In a recent Interpretive Letter,1 the Office of the Comptroller of the Currency (OCC) addressed a proposal from an OCC-regulated bank to automate its process for filing suspicious activity reports (SARs) under the Bank Secrecy Act (BSA). The bank proposed to automate the filing of "structuring" SARs -- that is, SARs on transactions potentially structured to evade the Bank Secrecy Act's other reporting requirements (e.g., the requirement to file currency transaction reports for cash transactions in excess of $10,000).2 According to a 2018 survey by the Bank Policy Institute, structuring SARs account for approximately 18% of SAR activity.3 The automation of structuring SARs could, therefore, materially streamline the processes banks use to review and report on this type of suspicious activity.
Under the bank's proposal, the bank's computer systems would generate automated alerts for defined types of structuring activity; for each alert, the bank's software would use data in the bank's systems to populate SAR form and narrative fields; and, subject to certain risk-based exceptions, the SAR would be filed based solely on the alert. Bank staff would conduct periodic sample testing on automatically filed SARs to ensure their quality and accuracy.

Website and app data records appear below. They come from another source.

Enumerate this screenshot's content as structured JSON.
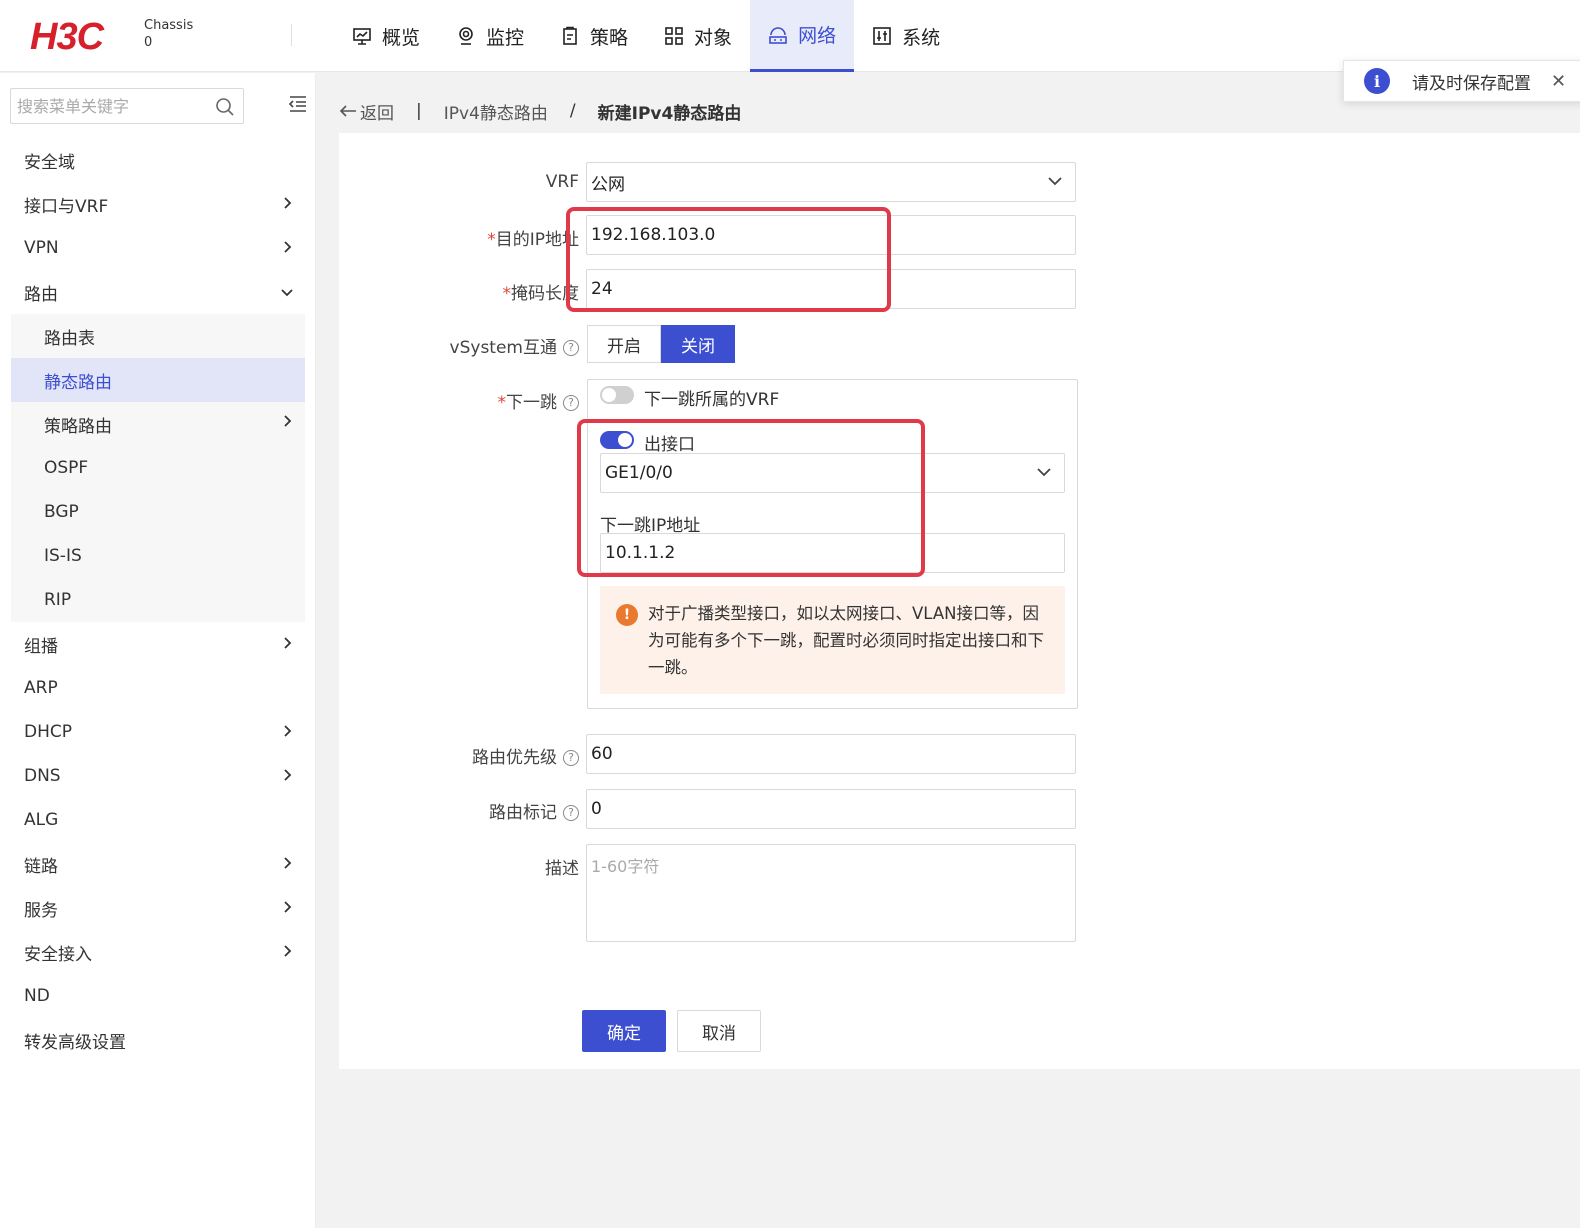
{
  "header": {
    "logo": "H3C",
    "chassis_label": "Chassis",
    "chassis_value": "0",
    "nav": [
      {
        "label": "概览",
        "icon": "monitor-icon"
      },
      {
        "label": "监控",
        "icon": "camera-icon"
      },
      {
        "label": "策略",
        "icon": "clipboard-icon"
      },
      {
        "label": "对象",
        "icon": "grid-icon"
      },
      {
        "label": "网络",
        "icon": "network-icon",
        "active": true
      },
      {
        "label": "系统",
        "icon": "system-icon"
      }
    ]
  },
  "toast": {
    "text": "请及时保存配置"
  },
  "sidebar": {
    "search_placeholder": "搜索菜单关键字",
    "items": [
      {
        "label": "安全域"
      },
      {
        "label": "接口与VRF",
        "chevron": "right"
      },
      {
        "label": "VPN",
        "chevron": "right"
      },
      {
        "label": "路由",
        "chevron": "down"
      },
      {
        "label": "组播",
        "chevron": "right"
      },
      {
        "label": "ARP"
      },
      {
        "label": "DHCP",
        "chevron": "right"
      },
      {
        "label": "DNS",
        "chevron": "right"
      },
      {
        "label": "ALG"
      },
      {
        "label": "链路",
        "chevron": "right"
      },
      {
        "label": "服务",
        "chevron": "right"
      },
      {
        "label": "安全接入",
        "chevron": "right"
      },
      {
        "label": "ND"
      },
      {
        "label": "转发高级设置"
      }
    ],
    "routing_sub": [
      {
        "label": "路由表"
      },
      {
        "label": "静态路由",
        "active": true
      },
      {
        "label": "策略路由",
        "chevron": "right"
      },
      {
        "label": "OSPF"
      },
      {
        "label": "BGP"
      },
      {
        "label": "IS-IS"
      },
      {
        "label": "RIP"
      }
    ]
  },
  "breadcrumb": {
    "back": "返回",
    "parent": "IPv4静态路由",
    "separator": "/",
    "current": "新建IPv4静态路由"
  },
  "form": {
    "vrf_label": "VRF",
    "vrf_value": "公网",
    "dest_ip_label": "目的IP地址",
    "dest_ip_value": "192.168.103.0",
    "mask_label": "掩码长度",
    "mask_value": "24",
    "vsystem_label": "vSystem互通",
    "vsystem_on": "开启",
    "vsystem_off": "关闭",
    "vsystem_selected": "关闭",
    "nexthop_label": "下一跳",
    "nexthop_vrf_toggle_label": "下一跳所属的VRF",
    "nexthop_vrf_enabled": false,
    "out_if_toggle_label": "出接口",
    "out_if_enabled": true,
    "out_if_value": "GE1/0/0",
    "nexthop_ip_label": "下一跳IP地址",
    "nexthop_ip_value": "10.1.1.2",
    "warning": "对于广播类型接口，如以太网接口、VLAN接口等，因为可能有多个下一跳，配置时必须同时指定出接口和下一跳。",
    "priority_label": "路由优先级",
    "priority_value": "60",
    "tag_label": "路由标记",
    "tag_value": "0",
    "desc_label": "描述",
    "desc_placeholder": "1-60字符",
    "ok_label": "确定",
    "cancel_label": "取消"
  },
  "colors": {
    "accent": "#3d4fd1",
    "brand": "#d6202b",
    "highlight": "#e03a4a",
    "warning": "#e8792f"
  }
}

The Interpretive Letter determined that this proposed process is consistent with the OCC's rule on suspicious activity reporting.4 In reaching this conclusion, the OCC emphasized, among other things, that the bank would have risk-based "guardrails" to ensure that higher-risk transactions are routed to manual reviewers. The OCC indicated that it would review the effectiveness of the bank's guardrails and other controls during the development and implementation of the bank's automated solution.

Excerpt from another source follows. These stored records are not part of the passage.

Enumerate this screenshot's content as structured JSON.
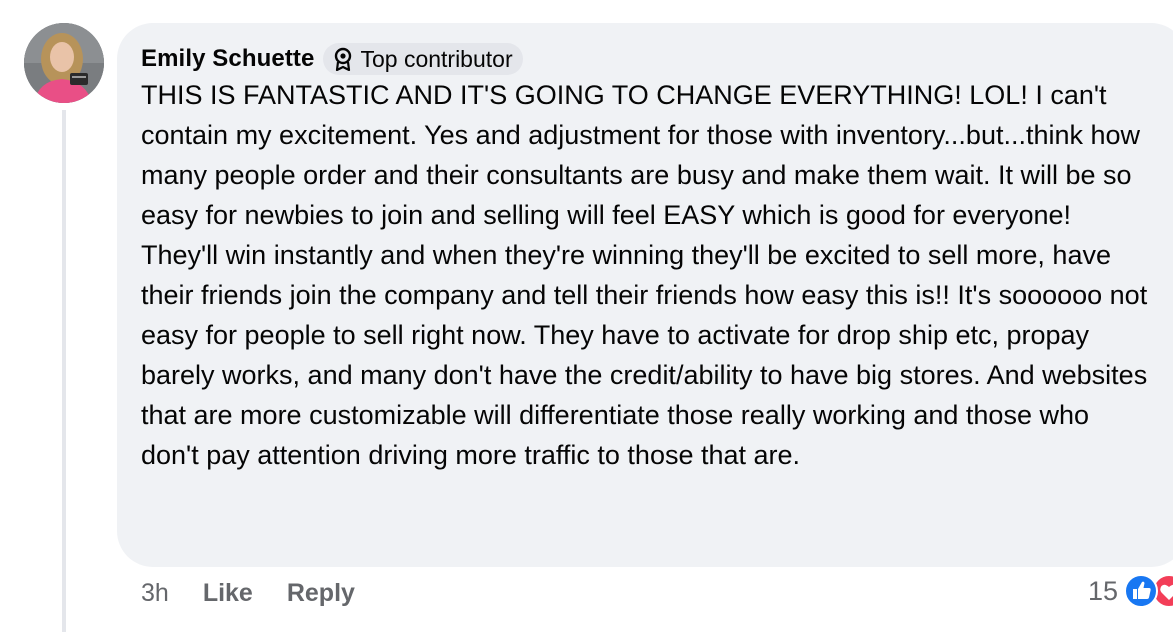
{
  "comment": {
    "author": "Emily Schuette",
    "badge_label": "Top contributor",
    "badge_icon": "badge-award-icon",
    "avatar_icon": "user-avatar",
    "text": "THIS IS FANTASTIC AND IT'S GOING TO CHANGE EVERYTHING! LOL! I can't contain my excitement. Yes and adjustment for those with inventory...but...think how many people order and their consultants are busy and make them wait. It will be so easy for newbies to join and selling will feel EASY which is good for everyone! They'll win instantly and when they're winning they'll be excited to sell more, have their friends join the company and tell their friends how easy this is!! It's soooooo not easy for people to sell right now. They have to activate for drop ship etc, propay barely works, and many don't have the credit/ability to have big stores. And websites that are more customizable will differentiate those really working and those who don't pay attention driving more traffic to those that are.",
    "timestamp": "3h",
    "like_label": "Like",
    "reply_label": "Reply",
    "reaction_count": "15",
    "reaction_icons": [
      "like-reaction-icon",
      "love-reaction-icon"
    ]
  },
  "colors": {
    "bubble_bg": "#f0f2f5",
    "text": "#050505",
    "secondary_text": "#65676b",
    "like_blue": "#1877f2",
    "love_red": "#f33e58"
  }
}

While agreeing that the bank's proposal for automated filing of structuring SARs is consistent with applicable law, the OCC declined the bank's request for regulatory relief to conduct the initiative within a "regulatory sandbox." In this respect, the OCC emphasized its view that "a prerequisite for such innovation has always been compliance with all applicable laws and regulations at the time of implementation."
The OCC's letter did not interpret FinCEN's parallel rules on SAR filings.5 While FinCEN's approach to these issues clearly will be important, the OCC's guidance may indicate an openness to what the OCC described as an "agile and transparent supervisory approach" when it comes to deploying new technologies to improve the efficiency and effectiveness of BSA/AML compliance. The Interpretive Letter emphasized that the OCC "is open to engaging in regular discussions between the Bank and appropriate OCC personnel, including providing proactive and timely feedback relating to th[e] automation proposal." The same "transparent" and "proactive" approach could, in principle, also be extended to other areas of BSA/AML compliance that may benefit from greater automation and efficiency.